The Ontario government has introduced proposed amendments to the province’s regulatory framework for cannabis. If passed, Bill 36, the Cannabis Statute Law Amendment Act, 2018, will alter the newly-introduced Cannabis Act, 2017 (not yet in force) and other provincial legislation to reflect the current government’s plan for dealing with the legalization of recreational cannabis on October 17, 2018.
Key changes under Bill 36
Employers should take note that, if passed in its current form, Bill 36 will:
- remove the distinction between recreational cannabis and medical cannabis under the Smoke-Free Ontario Act, 2017 (not yet in force) (SFOA 2017);
- prohibit smoking of cannabis, whether recreational or medical, in enclosed workplaces, enclosed public spaces and designated buildings, subject to certain exemptions for controlled areas in certain residential care facilities, hospices, designated guest rooms in hotels, motels and inns, and scientific research and testing facilities;
- effectively permit smoking of cannabis in locations where tobacco smoking or use of electronic cigarettes is permissible under the SFOA 2017, such as sidewalks, public outdoor spaces, parks, etc.;
- prohibit consuming cannabis in any manner in a vehicle or boat, whether by the driver or passenger;
- conform with the definition of cannabis in Bill C-45, the federal government’s cannabis legislation; and

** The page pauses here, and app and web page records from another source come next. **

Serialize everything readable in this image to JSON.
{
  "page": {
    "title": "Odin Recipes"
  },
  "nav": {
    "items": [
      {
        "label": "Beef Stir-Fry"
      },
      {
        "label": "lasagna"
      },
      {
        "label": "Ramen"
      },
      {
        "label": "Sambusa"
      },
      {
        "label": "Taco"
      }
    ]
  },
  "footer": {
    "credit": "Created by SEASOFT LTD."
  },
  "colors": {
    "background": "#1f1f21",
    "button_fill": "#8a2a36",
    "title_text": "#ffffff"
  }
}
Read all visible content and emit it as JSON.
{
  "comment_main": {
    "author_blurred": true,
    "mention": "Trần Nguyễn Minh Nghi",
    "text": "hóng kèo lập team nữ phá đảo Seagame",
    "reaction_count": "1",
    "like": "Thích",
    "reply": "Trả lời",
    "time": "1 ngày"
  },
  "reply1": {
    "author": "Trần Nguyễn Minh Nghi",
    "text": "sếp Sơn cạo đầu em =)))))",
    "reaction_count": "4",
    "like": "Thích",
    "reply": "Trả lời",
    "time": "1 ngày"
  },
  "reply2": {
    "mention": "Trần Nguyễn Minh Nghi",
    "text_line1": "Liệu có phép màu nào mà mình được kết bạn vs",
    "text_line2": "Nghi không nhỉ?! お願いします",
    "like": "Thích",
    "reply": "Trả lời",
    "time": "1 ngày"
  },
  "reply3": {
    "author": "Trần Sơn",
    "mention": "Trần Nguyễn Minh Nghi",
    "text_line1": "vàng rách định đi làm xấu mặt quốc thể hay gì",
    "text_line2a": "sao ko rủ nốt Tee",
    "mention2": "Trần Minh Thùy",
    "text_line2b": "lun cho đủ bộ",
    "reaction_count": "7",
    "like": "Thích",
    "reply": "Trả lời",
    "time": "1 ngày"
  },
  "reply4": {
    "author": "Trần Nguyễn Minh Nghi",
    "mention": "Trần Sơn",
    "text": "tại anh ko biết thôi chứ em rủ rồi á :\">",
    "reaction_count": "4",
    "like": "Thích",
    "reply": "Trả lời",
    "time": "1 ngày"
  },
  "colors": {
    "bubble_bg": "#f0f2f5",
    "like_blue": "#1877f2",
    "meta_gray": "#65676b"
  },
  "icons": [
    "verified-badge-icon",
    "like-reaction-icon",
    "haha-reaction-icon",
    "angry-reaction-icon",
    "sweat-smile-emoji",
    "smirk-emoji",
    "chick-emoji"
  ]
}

- rename the Cannabis Act, 2017, the Cannabis Control Act, 2018.
If passed, Bill 36 will come into force on the later of October 17, 2017 or the date the Bill receives Royal Assent. The government has also proposed amendments to a regulation under the SFOA 2017 which would, among other things, effectively permit consuming cannabis in a vehicle or boat used as a residence provided certain other criteria are met. The government is seeking public comment by October 8, 2018 on the proposal.
What remains intact
Under Bill 36, the SFOA 2017 will still explicitly prohibit smoking writ large in enclosed public places and enclosed workplaces. Addressing concerns of second-hand smoke of all kinds, the SFOA 2017 effectively treats cannabis smoke in the same way as tobacco smoke.
The meaning of “enclosed” is defined as any premises covered by a roof. Enclosed workplaces include places or vehicles where employees work or frequent in the course of their employment, even if they aren’t working at the time. Enclosed public spaces are where the public is invited or permitted access. Schools, child care centres, any indoor areas of condominiums and residences, and reserved seating areas of sports and entertainment venues also fall under prohibited areas.
Employers should also be aware of the following:
- employers may not dismiss or threaten to dismiss, discipline or suspend, impose any penalty, or intimidate a worker because they are in compliance with, or sought enforcement of, Bill 36;
- substance testing policies are not impacted by Bill 36 and are only permissible in limited circumstances; and
- employees can continue to refuse unsafe work under the Occupational Health and Safety Act.
What are your obligations
Under Bill 36, employers have the following obligations:
- ensure that no one smokes or holds lighted tobacco or cannabis, or uses an electronic cigarette, in an enclosed workplace or other area over which the employer exercises control;
- ensure that anyone who refuses to comply with the smoking prohibition does not remain in the enclosed area;
- post prescribed signs respecting the smoking prohibition; and
- remove ashtrays or similar equipment from the enclosed workplace.
An inspector appointed by the government may, without a warrant or notice inspect a workplace to ensure that an employer is fulfilling its obligations under the legislation. Where an employer fails to comply, they can be subjected to a fine of up to $100,000.00 for a first offence or $300,000.00 for subsequent offences.
In addition, employers continue to have a legal obligation to accommodate medical use of cannabis. Federal and provincial human rights legislation requires employers to accommodate employees with disabilities to the point of undue hardship, which is established on a case by case basis. Dependence on recreational cannabis where it amounts to a disability would also require accommodation, as is the case with alcohol dependence. Employers may also be required to cover benefits claims for employees with medical cannabis prescriptions.
Employers can continue to expect that employees need to show up sober and ready to perform their duties. However, employers should nonetheless consider whether their workplace policies capture the employer’s expectations with regard to issues such as:
- employee use of recreational cannabis during and prior to work; and
- smoking prohibitions in or around the workplace and at company-sponsored events.
The employer’s policies will need to clearly define any prohibitions the employer intends to enforce. Such policies would need to be drafted as soon as possible, since legalization is fast approaching on October 17, 2018, and should be reviewed by legal counsel prior to implementation.
– Many thanks to Shereen Aly for her assistance with this article.